Matters only began to escalate from there, and while the varsity had less than 100 Indian students by March 1909, it became a serious concern for the British.
In March 1909, then Secretary of State for India Lord Morley wrote a letter to the Master of Downing College, Cambridge, raising an alarm about the rising number of Indian students there. “I should not venture to press the matter upon you in this way if the subject were not of real importance from the point of view of [the] Indian Government,” read the letter.
Three weeks prior to writing this letter, he warned the House of Lords of how “the extremists, who nurse fanatic beliefs that they will someday drive us out of India,” and was keen on rooting this “problem” from British universities. He wasn’t too off the mark.
As this article notes, “Many would leave as revolutionaries, ‘trouble-makers’ and independence advocates; even if their actions at University pale in comparison to the sedition and activism in India in the 30s and 40s, it was here [Cambridge] that this elite group, previously spread across the subcontinent, first met.”
Who Were These Students?
There is no doubt that a vast majority of students who attended Cambridge University at the time came from the upper echelons of Indian society. They came from families who had ties to the British Raj or intrinsically benefitted from their relationship with it. In fact, the likes of Nehru studied in elite English schools like Harrow before his time in Trinity College, Cambridge.
In other words, these were students cocooned away from the extreme challenges the common man in India faced during the British Raj.
Nonetheless, they made an active choice of understanding the perils of British rule in India and challenging it through debate and discussion. The seeds of their activism for Independence were sown (in some part) in the Cambridge Majlis. But it’s imperative to note that the platform not only discussed the concerns of students about the British Raj, but also spoke on other subjects of relevance and interest to them.
One such student was Jatindra Mohan Sengupta, who came from a prominent Zamindar family in Chittagong district, and whose father was a member of the British Legislative Council. Jatin, who was two years senior to Nehru, became the President of the Cambridge Majlis in 1908. During his tenure as President, he urgently pressed for discussions about Britain’s control of India. Following his time at Cambridge, he would get called to the Bar at Grays’ Inn.

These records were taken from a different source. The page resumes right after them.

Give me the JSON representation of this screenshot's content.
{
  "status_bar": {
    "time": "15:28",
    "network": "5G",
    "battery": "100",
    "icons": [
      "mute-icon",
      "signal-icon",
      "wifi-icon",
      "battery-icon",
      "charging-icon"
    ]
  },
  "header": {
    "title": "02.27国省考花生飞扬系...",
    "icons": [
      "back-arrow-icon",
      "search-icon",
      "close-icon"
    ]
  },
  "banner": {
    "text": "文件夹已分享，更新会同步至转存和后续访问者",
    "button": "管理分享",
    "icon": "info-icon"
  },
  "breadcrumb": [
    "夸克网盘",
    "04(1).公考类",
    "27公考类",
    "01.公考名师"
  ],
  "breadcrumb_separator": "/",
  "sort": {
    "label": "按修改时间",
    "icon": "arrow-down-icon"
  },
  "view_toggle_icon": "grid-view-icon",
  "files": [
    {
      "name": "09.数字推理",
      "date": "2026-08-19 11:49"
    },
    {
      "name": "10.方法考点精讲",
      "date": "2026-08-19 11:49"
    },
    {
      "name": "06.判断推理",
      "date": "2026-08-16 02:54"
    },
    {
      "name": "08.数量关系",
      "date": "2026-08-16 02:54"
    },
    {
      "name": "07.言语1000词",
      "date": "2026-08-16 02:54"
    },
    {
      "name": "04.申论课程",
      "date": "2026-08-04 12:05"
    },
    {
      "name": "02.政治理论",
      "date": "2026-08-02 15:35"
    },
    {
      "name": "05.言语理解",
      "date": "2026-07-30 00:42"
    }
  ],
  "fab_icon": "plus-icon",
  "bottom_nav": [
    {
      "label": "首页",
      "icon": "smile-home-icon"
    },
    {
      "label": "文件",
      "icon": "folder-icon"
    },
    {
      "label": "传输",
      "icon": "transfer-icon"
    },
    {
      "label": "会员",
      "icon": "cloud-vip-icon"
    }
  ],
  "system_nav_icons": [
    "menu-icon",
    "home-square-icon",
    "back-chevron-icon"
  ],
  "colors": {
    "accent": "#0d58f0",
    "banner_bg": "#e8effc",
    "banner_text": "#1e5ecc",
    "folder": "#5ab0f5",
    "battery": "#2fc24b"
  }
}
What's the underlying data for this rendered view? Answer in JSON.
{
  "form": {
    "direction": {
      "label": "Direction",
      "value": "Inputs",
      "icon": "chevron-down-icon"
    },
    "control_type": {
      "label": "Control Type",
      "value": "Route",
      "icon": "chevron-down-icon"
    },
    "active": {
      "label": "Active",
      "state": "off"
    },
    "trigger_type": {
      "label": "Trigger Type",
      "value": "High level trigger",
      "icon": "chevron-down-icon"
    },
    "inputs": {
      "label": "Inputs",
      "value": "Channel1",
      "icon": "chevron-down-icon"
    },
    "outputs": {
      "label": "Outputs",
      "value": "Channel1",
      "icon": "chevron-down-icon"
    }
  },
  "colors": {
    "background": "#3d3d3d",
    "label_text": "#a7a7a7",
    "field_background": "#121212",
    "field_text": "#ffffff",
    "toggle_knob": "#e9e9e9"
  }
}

Despite starting a successful practice in Calcutta (Kolkata), Jatin would give it up and join the freedom struggle in 1921 as an integral member of MK Gandhi’s Non-Cooperation Movement, overseeing matters in Bengal. Joining Jatin in this new direction was his wife and British-born Edith Ellen Gray, later known as Nellie Sengupta, whom he had met in Cambridge.
He would go on to play important roles in the freedom struggle, organising worker strikes, defying the ban on various freedoms for protestors, defending revolutionaries like Surya Sen in court and attending the Second Round Table Conference in 1931, where he supported the Indian National Congress and submitted photo evidence of police brutality during the quelling of the Chittagong Rebellion. He passed away two years later while locked up in Ranchi, while Nellie would go on to play a key role in the freedom struggle and social work post-Independence.
Following Independence, the society continued to meet with students now from different countries in the subcontinent and even survived two wars between India and Pakistan (1947 and 1965), but things came to a head during the 1971 War of Liberation. The Cambridge Majlis fell into a steep decline before it was revived once again in March 2019.
Whether we know it or not, this society opened the doors for many of our important freedom fighters.
(Edited by Divya Sethu)